House Financial Services Committee Chairman Jeb Hensarling (R-Texas) said this week that while a healthier economy is the end goal, misdirected government policies and subsidies mandating who financial institutions may loan to are hindering the process.
“This is the 10th full or sub-committee hearing that we have had on the topic dedicated to forging a new sustainable housing policy for America,” Hensarling said. “Clearly all Americans want a healthier economy and they want a fair opportunity to buy a home they can actually afford to keep. It is clearly time to displace a system of false hopes and broken dreams which have arisen from misdirected government policies and subsidies that regrettably incented, browbeat, or mandated financial institutions to loan money to people to buy homes they all too often could not afford.”
Hensarling said Dodd-Frank, which remained silent on Fannie Mae and Freddie Mac, has failed to reform the system and a new approach is called for.
“First, the U.S. is practically alone in the modern industrialized world in having GSEs directly guarantee mortgage securities,” Hensarling said. “We are practically alone in the level of government subsidy and intervention into our housing market. We were also practically alone in the level of turmoil in our housing markets as measured by foreclosures and delinquencies. Clearly there is a direct causal link. By almost any measure Fannie and Freddie have not propelled the US to housing finance nirvana. When compared to other modern industrialized nations – whether we look at rates of home ownership or spreads between mortgage interest rates and sovereign debt, the US can usually be found either at the middle or bottom of the pack. However, there is one category where the US clearly has led. Regrettably, that category is foreclosure rates. In other words, only in America can you find a government that subsidizes housing more, so that we the people can get less”
Hensarling warned that the government controls 90 percent of the housing finance market and that taxpayers bailed out Fannie and Freddie in the amount of $189 billion, leaving taxpayers on the hook for $5 trillion in mortgage guarantees.

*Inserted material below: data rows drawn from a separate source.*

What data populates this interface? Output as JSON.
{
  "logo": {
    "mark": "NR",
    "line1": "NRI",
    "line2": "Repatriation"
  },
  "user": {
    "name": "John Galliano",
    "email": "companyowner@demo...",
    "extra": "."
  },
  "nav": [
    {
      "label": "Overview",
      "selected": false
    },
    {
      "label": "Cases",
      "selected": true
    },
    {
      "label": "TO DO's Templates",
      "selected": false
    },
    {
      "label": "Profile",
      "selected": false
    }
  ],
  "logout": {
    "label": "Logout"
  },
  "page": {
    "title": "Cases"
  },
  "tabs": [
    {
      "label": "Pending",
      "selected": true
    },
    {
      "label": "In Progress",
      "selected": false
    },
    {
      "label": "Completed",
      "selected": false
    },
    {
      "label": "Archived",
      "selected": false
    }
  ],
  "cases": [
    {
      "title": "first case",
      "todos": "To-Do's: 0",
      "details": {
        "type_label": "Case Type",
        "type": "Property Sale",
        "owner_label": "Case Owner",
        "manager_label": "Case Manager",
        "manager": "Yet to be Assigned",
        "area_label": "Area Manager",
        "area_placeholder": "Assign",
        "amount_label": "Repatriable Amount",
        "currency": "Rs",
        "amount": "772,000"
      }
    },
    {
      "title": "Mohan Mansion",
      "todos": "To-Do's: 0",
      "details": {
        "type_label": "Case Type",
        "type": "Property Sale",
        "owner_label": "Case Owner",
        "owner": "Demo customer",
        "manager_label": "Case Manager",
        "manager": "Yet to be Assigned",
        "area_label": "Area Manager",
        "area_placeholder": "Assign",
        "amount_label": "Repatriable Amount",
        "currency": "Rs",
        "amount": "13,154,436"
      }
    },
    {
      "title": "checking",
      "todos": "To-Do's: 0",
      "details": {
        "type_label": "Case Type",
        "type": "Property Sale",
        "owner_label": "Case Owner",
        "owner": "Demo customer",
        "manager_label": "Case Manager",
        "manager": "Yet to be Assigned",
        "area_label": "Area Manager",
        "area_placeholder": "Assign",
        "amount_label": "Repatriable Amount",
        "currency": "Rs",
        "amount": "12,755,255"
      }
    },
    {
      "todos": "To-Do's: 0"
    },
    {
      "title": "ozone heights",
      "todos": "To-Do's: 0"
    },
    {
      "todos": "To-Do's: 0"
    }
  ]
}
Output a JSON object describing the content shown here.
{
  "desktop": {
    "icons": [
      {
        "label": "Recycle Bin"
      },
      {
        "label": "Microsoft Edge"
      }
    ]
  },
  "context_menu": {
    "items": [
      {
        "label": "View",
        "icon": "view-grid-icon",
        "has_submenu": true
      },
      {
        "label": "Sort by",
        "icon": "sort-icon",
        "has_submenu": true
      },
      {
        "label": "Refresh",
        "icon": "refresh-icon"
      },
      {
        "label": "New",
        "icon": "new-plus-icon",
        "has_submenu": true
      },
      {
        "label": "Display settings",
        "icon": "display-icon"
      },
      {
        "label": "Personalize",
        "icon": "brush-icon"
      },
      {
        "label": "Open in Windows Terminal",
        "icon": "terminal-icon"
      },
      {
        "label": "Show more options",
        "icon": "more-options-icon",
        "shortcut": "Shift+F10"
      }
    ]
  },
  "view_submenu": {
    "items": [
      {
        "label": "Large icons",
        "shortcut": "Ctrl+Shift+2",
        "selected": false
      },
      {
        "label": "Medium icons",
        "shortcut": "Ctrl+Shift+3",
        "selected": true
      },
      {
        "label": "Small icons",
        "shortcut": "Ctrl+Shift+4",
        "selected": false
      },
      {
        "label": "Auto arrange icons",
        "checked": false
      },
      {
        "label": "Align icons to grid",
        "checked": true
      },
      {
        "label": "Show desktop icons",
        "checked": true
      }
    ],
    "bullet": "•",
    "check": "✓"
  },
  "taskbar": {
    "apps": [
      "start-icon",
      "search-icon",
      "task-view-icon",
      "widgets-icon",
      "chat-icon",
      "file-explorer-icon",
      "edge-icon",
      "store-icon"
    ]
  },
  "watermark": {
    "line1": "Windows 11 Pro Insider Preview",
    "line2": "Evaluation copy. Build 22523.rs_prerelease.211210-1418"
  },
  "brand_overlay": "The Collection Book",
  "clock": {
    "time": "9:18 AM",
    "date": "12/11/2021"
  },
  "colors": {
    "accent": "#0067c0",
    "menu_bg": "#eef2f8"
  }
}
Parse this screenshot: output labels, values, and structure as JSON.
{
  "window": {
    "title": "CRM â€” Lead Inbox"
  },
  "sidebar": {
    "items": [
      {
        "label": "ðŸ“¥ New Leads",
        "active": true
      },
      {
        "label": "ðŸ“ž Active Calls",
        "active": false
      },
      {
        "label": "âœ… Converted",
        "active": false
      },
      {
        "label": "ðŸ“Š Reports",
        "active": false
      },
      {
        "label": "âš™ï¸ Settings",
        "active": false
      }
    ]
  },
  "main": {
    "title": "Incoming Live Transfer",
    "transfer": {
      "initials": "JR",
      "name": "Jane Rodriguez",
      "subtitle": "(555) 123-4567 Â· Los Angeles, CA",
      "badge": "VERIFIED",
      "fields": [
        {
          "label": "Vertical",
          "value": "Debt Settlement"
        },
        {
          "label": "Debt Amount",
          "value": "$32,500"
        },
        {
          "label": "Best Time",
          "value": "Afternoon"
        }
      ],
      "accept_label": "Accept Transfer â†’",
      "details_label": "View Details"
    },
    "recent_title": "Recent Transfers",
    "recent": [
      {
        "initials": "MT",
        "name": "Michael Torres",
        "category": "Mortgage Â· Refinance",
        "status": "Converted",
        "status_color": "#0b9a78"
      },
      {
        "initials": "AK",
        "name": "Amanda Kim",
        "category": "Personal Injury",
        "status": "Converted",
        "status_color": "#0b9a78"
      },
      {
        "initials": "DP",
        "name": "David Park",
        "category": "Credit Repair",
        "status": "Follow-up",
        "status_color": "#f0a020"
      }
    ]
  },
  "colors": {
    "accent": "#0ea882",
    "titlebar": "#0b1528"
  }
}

“As lawmakers, it is time to open up our eyes and open up our minds to alternative models and a pathway forward,” Hensarling said. “We shouldn’t preserve Fannie and Freddie’s federal guarantee just because we have done so in the past. We shouldn’t preserve their federal guarantee just because those who believe they profit from the status quo urge us to continue doing so. Americans deserve a better finance model – one that’s built to last and is sustainable. Sustainable for homeowners, sustainable for taxpayers, and sustainable for our economy.”